A statement by the Palestinian Statistics Bureau said 1.65 million Palestinians live in the West Bank; 1.02 million in Gaza; and 210,000 in East Jerusalem. In addition, some 325,000 Palestinians with residency rights in the West Bank and Gaza have been living abroad for more than a year. If they return, this would bring the total to 3.2 million.
The most recent Israeli figures on the Palestinian population stem from the mid-1990s. At the time, 1.12 million Palestinians lived in the West Bank, 748,000 in the Gaza Strip and 180,000 in east Jerusalem, for a total of just over 2 million.
The head of the statistics bureau, Hassan Abu Libdeh, attributed the sharp increase mainly to systematic underreporting of Palestinian population figures during the years of Israeli occupation. He also noted the high birth rate in the Palestinian areas and said thousands of Palestinians returned from exile after the 1993 autonomy accord with Israel.
In east Jerusalem, census takers were only able to obtain some information because Israeli authorities barred them from operating in the city.

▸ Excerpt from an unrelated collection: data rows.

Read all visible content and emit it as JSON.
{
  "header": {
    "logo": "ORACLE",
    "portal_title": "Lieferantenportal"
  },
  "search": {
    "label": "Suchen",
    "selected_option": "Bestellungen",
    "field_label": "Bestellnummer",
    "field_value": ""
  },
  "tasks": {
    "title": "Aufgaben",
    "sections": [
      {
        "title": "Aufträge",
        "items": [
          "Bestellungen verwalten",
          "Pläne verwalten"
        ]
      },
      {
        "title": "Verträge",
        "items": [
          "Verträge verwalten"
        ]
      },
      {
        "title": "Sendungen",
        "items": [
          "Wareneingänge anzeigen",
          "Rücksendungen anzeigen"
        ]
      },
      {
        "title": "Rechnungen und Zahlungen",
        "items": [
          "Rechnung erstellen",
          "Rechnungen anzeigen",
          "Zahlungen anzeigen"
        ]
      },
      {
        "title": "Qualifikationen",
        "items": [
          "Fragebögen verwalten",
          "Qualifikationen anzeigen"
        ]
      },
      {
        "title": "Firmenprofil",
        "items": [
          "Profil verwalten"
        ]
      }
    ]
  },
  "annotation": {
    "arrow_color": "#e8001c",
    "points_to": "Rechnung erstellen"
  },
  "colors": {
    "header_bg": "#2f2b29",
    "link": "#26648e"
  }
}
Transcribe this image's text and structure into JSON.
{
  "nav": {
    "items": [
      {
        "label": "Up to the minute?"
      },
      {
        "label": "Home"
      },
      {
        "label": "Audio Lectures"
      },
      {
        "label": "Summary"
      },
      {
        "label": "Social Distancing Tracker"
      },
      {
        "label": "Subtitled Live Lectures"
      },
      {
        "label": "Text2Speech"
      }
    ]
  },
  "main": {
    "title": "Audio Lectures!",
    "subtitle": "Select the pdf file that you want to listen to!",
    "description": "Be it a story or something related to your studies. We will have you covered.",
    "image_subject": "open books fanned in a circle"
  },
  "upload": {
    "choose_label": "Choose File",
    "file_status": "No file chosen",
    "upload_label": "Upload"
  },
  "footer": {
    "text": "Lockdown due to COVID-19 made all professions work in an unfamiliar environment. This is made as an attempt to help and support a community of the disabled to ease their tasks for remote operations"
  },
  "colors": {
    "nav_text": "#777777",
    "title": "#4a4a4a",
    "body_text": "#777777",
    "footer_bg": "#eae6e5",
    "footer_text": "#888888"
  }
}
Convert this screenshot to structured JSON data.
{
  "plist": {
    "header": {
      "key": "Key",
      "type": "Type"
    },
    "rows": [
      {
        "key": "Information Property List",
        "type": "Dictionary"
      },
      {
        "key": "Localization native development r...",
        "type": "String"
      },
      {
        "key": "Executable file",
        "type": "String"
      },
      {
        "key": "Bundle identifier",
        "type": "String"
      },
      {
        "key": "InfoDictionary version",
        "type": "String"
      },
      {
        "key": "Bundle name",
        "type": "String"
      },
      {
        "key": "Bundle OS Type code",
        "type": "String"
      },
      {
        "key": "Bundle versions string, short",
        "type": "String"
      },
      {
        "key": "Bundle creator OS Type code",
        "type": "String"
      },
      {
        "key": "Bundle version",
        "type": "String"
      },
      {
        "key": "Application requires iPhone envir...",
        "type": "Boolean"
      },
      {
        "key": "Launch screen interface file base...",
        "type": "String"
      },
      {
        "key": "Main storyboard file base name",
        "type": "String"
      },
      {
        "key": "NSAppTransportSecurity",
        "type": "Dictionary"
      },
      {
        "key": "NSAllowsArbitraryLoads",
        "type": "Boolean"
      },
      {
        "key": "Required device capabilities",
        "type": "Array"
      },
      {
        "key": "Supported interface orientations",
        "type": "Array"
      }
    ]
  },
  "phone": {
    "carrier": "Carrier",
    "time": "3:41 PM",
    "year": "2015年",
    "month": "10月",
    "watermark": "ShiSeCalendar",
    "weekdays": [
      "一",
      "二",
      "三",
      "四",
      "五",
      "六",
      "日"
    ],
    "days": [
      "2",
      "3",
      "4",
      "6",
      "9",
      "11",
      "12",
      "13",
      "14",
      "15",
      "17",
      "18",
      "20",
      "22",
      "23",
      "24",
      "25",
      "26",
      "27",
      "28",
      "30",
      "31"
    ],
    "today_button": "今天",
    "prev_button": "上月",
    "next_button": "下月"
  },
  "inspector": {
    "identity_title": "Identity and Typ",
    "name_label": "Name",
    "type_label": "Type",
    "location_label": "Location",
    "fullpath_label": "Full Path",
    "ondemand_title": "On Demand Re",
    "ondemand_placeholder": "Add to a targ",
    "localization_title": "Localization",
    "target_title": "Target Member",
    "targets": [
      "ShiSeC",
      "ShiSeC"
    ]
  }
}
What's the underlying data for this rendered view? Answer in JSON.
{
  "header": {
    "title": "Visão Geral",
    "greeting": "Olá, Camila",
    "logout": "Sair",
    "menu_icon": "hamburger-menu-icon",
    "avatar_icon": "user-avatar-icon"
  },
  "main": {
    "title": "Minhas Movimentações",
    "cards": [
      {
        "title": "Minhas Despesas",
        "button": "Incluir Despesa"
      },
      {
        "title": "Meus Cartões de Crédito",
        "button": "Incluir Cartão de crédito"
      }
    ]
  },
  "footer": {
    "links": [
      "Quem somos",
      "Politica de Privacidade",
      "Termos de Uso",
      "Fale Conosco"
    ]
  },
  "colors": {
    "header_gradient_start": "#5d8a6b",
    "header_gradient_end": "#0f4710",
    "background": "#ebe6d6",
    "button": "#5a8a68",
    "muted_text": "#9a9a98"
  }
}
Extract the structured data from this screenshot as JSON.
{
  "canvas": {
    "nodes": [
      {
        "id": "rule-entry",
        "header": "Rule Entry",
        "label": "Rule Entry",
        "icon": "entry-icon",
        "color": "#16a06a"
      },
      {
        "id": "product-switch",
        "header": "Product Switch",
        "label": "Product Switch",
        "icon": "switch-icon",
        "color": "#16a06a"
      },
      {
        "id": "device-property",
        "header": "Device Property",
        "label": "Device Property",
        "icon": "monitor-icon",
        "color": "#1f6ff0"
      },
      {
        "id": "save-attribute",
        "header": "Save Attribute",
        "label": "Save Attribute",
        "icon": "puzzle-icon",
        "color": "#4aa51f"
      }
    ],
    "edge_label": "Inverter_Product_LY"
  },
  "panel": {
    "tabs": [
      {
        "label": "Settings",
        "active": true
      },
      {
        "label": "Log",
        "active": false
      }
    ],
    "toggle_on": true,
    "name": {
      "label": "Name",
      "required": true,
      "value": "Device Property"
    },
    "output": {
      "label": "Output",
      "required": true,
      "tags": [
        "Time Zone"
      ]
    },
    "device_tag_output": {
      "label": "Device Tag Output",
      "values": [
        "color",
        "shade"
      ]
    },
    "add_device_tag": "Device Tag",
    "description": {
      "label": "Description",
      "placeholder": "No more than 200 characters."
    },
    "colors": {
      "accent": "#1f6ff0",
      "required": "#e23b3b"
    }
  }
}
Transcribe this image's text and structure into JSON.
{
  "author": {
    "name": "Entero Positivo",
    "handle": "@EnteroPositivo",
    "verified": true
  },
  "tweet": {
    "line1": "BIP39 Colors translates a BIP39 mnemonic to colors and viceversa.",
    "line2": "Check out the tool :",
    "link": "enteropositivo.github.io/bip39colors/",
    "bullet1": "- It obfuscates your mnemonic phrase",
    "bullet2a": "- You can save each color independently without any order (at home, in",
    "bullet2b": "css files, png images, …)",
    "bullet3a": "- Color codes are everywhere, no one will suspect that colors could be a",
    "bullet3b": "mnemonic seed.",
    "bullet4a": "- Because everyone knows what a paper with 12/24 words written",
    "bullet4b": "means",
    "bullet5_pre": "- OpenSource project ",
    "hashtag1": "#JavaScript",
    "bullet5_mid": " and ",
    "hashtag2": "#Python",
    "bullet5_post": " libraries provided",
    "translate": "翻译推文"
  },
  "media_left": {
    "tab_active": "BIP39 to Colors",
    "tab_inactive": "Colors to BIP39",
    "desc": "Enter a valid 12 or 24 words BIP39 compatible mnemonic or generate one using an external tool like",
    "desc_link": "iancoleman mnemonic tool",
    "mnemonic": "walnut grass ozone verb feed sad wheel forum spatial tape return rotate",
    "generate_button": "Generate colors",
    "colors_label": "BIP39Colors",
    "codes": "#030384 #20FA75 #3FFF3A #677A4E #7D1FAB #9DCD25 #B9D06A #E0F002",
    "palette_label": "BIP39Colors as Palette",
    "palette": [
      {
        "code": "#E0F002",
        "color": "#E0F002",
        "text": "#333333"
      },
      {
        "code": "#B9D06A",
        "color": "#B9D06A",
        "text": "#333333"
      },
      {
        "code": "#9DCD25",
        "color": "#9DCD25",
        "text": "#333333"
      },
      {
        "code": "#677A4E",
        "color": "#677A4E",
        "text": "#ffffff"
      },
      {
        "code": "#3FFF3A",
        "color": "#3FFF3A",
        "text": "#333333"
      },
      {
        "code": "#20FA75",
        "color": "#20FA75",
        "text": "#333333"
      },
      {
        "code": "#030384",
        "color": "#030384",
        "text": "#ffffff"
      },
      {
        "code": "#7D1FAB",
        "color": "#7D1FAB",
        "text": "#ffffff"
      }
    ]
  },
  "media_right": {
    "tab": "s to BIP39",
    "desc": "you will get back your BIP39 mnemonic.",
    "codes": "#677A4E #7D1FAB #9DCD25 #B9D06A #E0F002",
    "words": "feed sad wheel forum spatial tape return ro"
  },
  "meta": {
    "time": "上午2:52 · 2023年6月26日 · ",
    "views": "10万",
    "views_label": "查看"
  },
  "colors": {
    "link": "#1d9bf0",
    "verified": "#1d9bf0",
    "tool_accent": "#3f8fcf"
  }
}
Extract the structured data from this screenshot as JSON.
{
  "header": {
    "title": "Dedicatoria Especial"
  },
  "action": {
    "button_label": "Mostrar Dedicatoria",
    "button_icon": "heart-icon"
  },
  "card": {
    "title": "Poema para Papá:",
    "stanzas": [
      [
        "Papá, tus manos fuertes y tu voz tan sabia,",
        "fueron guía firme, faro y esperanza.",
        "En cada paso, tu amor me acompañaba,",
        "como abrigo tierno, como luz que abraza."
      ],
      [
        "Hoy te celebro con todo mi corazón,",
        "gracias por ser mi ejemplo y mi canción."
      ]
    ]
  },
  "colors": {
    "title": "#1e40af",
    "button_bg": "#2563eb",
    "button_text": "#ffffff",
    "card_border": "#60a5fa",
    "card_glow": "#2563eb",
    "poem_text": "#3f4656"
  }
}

Israel has said such activity would undercut Israel's claim to sovereignty over all of Jerusalem.
Israeli legislator Dedi Zucker of the dovish Meretz party said he hoped the census results would help persuade Israeli hard-liners seeking to annex large parts of the West Bank and Gaza "that it is impossible to govern 3 million Palestinians."